[Entries from a dataset of interfaces]
- - -
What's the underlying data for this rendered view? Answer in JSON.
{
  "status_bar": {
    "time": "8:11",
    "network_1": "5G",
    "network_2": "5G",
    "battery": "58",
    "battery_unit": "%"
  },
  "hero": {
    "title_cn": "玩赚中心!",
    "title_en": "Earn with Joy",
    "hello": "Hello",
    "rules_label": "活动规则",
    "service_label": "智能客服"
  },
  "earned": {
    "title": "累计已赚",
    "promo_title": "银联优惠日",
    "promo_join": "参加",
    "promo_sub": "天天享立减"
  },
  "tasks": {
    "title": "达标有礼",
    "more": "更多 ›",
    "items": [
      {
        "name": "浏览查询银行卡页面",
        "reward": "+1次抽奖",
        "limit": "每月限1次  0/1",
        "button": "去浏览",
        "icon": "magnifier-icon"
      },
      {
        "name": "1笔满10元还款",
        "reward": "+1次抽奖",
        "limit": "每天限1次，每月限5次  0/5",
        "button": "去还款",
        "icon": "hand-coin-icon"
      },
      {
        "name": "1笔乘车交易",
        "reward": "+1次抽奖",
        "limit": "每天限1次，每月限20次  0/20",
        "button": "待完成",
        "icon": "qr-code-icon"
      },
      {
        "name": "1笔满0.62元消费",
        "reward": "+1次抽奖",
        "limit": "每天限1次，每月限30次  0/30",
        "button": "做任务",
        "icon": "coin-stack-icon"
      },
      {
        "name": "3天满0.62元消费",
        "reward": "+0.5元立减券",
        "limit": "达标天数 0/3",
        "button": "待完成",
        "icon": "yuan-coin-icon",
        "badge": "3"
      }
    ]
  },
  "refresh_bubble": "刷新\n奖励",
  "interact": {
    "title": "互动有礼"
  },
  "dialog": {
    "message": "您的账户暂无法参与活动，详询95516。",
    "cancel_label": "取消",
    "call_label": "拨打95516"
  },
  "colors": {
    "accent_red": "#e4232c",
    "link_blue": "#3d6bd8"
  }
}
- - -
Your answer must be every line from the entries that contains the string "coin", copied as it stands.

        "icon": "hand-coin-icon"
        "icon": "coin-stack-icon"
        "icon": "yuan-coin-icon",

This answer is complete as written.